Months after her ordeal, Hasina (name changed) finds it difficult to eat. Her only solace is reading the Quran. Her husband used to work as a watchman — something he regrets today. He came home one morning to learn that his wife was raped by his brother’s son while four others tied her up and gagged her.
That morning Hasina accompanied her husband to a nearby hospital where he is under treatment for a terminal illness. Since she knew the doctors there, they examined her after she complained of abdominal pain. She went to the police station with the medical report to file a case but no one believed her. Hasina told The Hindu, “The police said how can my nephew rape me, such an old woman (she is 35). They said I had paid the doctors to give me a false certificate. Then they made me wait all night since they felt I should be taken to the police hospital at Nagpada although doctors there decided another examination was not necessary. They shouted at me for going to the doctor on my own.”
In an analysis of 94 rape cases in Mumbai between 2008 and 2012 by the Centre for Enquiry into Health and Allied Themes (CEHAT), which carries out rape crisis intervention in three city hospitals, survivors say the anxiety was not only about the assault but also because of the constant police interrogation, and being called to the police station.
Social activists point out that the number of people who do not want to report rape is rising, especially in the case of minors, as the procedures are fraught with delay and disbelief.
In December, a 16-year-old deaf mute girl alleged she was raped by two boys on her way back from school and a complaint was registered. However, Quaiser Khalid, additional commissioner of police (East), says that the timing and the location the girl mentioned seemed all wrong. “Ï visited the place — it was a toilet near a busy marketplace and she said the two boys raped her for three hours. But by evening she had changed her mind,” he said.

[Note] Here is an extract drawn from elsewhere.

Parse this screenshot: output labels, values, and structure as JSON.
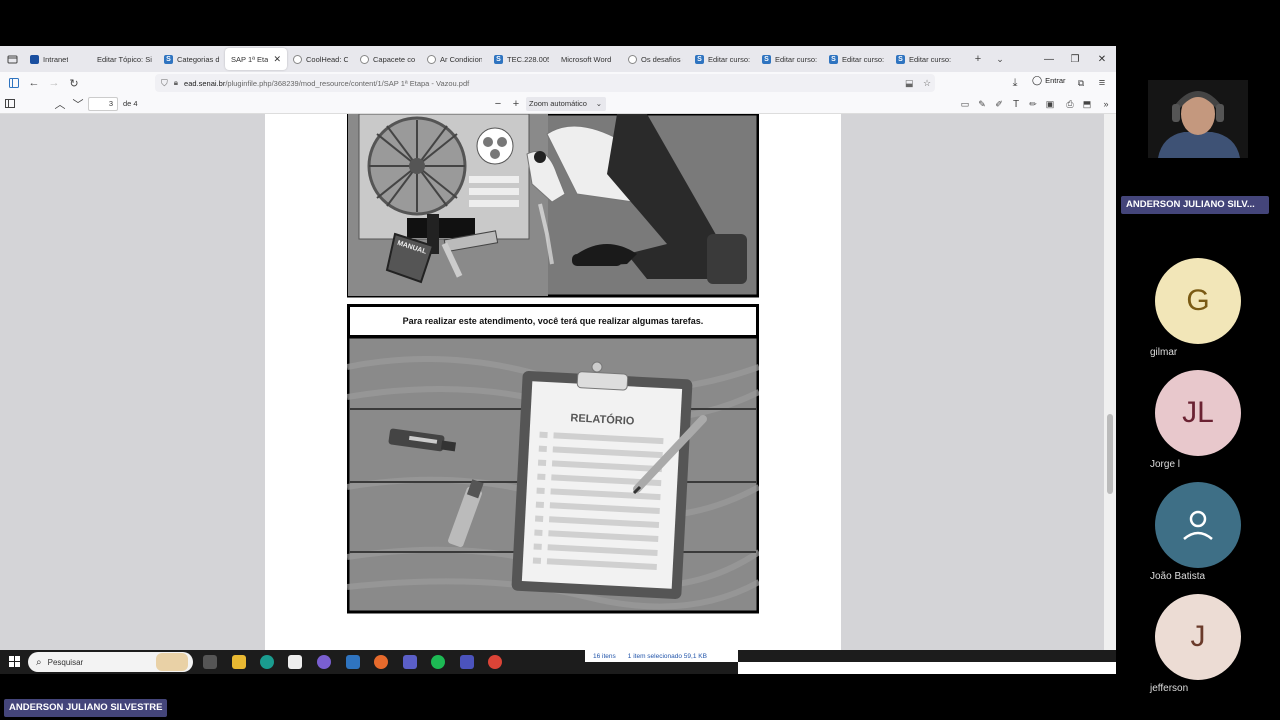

When the girl later said that she was raped a month ago, police filed a fresh case. One person has been arrested. A lawyer who was part of the medical examination said the girl had injuries caused by a sharp object on her arms and the doctors said that rape cannot be ruled out. But the police went around saying she was habituated to sexual intercourse although that was not mentioned anywhere in the medical report. The girl was communicating through an interpreter and her mother and there may have been difficulties in understanding what she was saying but at least the police could have refrained from going public till a proper inquiry was done, social workers felt.
CEHAT had written a letter recently to the police raising the ill-treatment of survivors of sexual assault, delay in referring for medical examination, insisting on medical examination of the survivor at the police hospital than a nearby Government or Municipal Hospital, interrogation by police in an extremely humiliating manner and delay in registering FIR and collection of evidence. The police in some cases took down a victim’s statement in a hospital ward, asked the victims to identify the culprit on a mobile phone in the ward, and in one case a woman police constable examined a minor in the police station, all of which violates existing procedure.
Mumbai joint commissioner of police (crime) Himanshu Roy accepts there should be no delays in filing FIRs or medical examination. “We do have a protocol for rape cases and it is being improved upon with the help of an NGO Majlis and activist Flavia Agnes,” he said.
Surprisingly this protocol is not public and has restricted access. Ms. Agnes says that she is moving heaven and earth to get the existing guidelines or protocols. “It’s so difficult to improve things you cannot access immediately. All protocols to probe crimes against women must be available easily,” she adds.